**PROMPT**
Report only how many lines of the entries below contain the string "zoom".

========

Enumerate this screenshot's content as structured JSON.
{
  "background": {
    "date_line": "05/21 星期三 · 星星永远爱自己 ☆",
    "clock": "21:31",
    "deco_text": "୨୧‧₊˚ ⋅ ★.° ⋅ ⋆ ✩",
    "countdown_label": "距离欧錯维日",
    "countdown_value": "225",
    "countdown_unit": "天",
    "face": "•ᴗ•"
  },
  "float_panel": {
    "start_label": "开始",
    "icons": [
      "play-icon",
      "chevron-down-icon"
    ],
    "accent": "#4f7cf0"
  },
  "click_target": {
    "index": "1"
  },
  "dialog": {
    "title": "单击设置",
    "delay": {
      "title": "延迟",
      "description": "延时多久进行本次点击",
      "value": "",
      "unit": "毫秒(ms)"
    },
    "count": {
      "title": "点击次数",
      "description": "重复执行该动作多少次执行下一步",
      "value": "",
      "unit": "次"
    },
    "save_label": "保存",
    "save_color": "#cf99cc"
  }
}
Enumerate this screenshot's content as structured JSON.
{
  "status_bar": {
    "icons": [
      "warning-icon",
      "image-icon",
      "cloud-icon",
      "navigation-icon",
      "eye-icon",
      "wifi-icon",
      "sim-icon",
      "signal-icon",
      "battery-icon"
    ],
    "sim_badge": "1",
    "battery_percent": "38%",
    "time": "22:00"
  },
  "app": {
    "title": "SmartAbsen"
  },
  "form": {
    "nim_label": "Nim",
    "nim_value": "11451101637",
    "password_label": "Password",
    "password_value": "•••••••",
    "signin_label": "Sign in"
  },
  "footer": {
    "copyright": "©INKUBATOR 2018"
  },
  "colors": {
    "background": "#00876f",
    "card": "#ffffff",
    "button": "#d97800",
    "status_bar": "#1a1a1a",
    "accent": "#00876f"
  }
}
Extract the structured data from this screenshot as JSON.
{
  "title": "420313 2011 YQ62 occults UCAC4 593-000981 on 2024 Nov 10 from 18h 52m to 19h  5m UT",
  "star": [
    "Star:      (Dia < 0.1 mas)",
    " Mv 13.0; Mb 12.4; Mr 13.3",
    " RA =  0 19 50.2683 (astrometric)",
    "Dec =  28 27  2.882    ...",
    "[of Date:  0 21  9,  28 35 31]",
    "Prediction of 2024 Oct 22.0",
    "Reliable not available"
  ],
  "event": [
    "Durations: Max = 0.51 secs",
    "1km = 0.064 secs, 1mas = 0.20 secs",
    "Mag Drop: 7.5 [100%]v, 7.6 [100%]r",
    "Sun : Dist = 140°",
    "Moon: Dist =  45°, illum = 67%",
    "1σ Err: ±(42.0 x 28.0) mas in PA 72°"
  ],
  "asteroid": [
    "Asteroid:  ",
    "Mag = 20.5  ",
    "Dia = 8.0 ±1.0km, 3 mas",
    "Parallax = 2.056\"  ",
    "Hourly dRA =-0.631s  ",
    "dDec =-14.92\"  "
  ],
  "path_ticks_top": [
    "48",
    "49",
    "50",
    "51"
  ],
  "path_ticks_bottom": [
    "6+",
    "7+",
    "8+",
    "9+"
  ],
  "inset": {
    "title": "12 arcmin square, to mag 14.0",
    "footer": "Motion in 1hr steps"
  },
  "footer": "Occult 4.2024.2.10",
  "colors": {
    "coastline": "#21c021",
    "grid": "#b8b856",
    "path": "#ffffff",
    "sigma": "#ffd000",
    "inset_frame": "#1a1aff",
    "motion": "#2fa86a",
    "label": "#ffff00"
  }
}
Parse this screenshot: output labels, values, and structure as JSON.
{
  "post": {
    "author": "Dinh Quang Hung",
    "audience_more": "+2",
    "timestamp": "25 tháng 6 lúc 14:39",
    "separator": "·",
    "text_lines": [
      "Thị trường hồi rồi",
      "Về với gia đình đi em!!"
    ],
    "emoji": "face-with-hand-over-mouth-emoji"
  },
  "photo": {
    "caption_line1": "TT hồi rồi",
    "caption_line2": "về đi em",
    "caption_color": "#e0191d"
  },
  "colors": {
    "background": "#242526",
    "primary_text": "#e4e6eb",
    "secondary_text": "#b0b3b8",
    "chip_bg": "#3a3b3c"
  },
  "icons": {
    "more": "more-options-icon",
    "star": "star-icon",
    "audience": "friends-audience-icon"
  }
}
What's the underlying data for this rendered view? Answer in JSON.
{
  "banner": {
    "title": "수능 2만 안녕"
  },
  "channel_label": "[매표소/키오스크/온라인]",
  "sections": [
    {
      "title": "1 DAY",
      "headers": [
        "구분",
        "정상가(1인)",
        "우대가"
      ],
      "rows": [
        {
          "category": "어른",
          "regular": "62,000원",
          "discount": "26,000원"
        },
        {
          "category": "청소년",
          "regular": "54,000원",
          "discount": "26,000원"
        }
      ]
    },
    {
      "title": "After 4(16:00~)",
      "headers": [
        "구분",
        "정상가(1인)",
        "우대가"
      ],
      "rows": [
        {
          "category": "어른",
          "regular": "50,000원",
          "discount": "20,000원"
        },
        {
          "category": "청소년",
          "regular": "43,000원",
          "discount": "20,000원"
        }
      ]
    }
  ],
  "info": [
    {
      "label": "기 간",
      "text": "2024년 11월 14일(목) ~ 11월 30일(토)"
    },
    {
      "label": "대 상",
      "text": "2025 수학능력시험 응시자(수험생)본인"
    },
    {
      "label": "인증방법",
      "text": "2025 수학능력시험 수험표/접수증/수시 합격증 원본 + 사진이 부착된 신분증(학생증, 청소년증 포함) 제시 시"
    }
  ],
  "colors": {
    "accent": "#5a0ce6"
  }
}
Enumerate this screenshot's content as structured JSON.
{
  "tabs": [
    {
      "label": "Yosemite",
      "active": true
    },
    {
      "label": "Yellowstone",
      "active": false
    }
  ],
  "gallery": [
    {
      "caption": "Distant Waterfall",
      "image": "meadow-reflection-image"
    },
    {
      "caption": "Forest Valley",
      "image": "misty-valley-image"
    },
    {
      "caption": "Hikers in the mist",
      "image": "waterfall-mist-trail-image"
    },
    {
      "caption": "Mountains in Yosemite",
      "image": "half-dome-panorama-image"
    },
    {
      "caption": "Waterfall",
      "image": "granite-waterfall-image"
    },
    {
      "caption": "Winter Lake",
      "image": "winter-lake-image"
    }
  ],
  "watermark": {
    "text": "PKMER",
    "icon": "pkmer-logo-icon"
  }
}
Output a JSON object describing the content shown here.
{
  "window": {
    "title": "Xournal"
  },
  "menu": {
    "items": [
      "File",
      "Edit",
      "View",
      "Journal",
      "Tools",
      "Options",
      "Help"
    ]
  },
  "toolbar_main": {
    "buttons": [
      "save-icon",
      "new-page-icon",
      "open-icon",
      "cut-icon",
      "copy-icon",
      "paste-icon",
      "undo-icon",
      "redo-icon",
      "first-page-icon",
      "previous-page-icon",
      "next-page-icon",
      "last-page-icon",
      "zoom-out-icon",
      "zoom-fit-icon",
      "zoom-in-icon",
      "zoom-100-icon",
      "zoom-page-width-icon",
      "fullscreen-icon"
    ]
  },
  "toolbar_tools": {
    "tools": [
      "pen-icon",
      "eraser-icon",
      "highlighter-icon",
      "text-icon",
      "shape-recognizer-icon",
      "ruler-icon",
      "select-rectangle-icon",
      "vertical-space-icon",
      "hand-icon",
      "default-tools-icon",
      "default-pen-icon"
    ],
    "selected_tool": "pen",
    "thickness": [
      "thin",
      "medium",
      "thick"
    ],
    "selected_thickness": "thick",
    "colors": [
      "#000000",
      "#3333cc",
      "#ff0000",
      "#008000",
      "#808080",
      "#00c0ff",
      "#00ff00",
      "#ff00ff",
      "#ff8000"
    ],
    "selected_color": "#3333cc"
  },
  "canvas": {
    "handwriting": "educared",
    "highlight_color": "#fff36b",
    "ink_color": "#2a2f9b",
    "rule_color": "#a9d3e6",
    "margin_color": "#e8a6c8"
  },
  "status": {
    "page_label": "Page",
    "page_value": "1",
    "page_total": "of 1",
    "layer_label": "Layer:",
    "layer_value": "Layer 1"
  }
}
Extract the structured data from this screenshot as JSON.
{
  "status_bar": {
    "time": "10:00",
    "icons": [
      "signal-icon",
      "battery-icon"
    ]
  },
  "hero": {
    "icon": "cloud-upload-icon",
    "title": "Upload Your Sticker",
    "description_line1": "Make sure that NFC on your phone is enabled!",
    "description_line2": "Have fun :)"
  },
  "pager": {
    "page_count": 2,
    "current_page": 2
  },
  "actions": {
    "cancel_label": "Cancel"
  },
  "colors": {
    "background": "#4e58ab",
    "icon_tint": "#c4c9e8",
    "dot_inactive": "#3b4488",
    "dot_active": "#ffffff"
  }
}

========

**RESPONSE AREA**
5